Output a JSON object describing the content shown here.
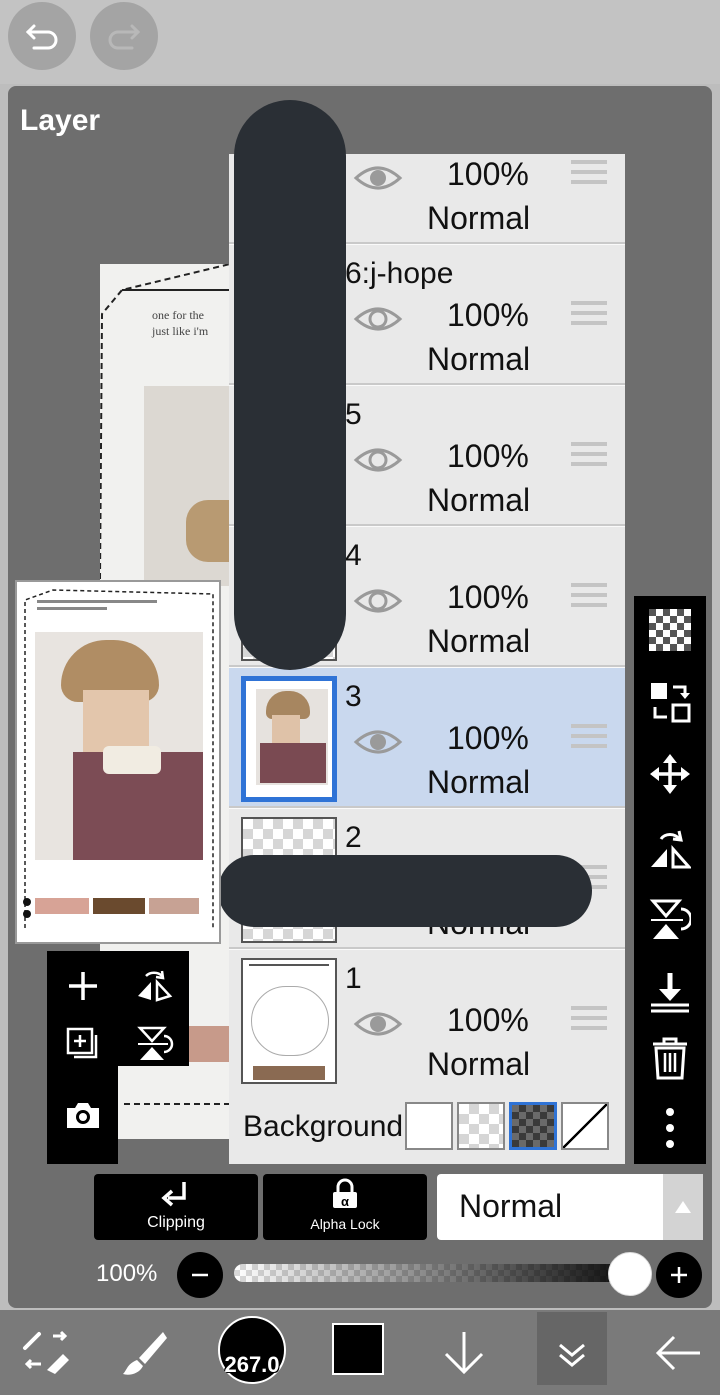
{
  "panel": {
    "title": "Layer"
  },
  "canvas_text": [
    "one for the",
    "just like i'm"
  ],
  "layers": [
    {
      "name": "",
      "opacity": "100%",
      "blend": "Normal"
    },
    {
      "name": "6:j-hope",
      "opacity": "100%",
      "blend": "Normal"
    },
    {
      "name": "5",
      "opacity": "100%",
      "blend": "Normal"
    },
    {
      "name": "4",
      "opacity": "100%",
      "blend": "Normal"
    },
    {
      "name": "3",
      "opacity": "100%",
      "blend": "Normal",
      "selected": true
    },
    {
      "name": "2",
      "opacity": "",
      "blend": "Normal"
    },
    {
      "name": "1",
      "opacity": "100%",
      "blend": "Normal"
    }
  ],
  "background": {
    "label": "Background"
  },
  "controls": {
    "clipping": "Clipping",
    "alpha_lock": "Alpha Lock",
    "blend_mode": "Normal",
    "opacity_label": "100%",
    "opacity_value": 1.0
  },
  "toolbar": {
    "brush_size": "267.0"
  },
  "colors": {
    "panel": "#6e6e6e",
    "selected_layer": "#c9d8ee",
    "selection_border": "#2f73d6",
    "foreground_color": "#000000"
  }
}
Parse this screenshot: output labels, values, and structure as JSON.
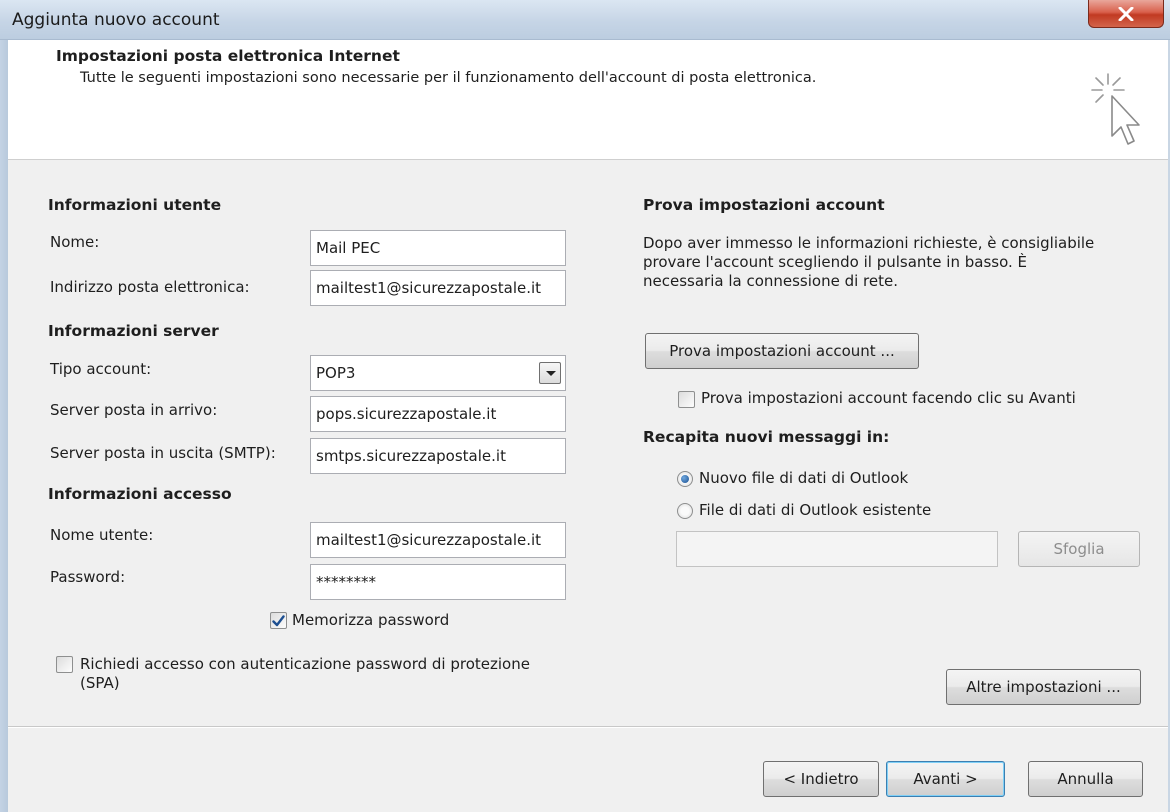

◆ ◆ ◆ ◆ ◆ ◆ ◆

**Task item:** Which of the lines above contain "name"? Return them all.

**Answer space:**
      "name": "",
      "name": "6:j-hope",
      "name": "5",
      "name": "4",
      "name": "3",
      "name": "2",
      "name": "1",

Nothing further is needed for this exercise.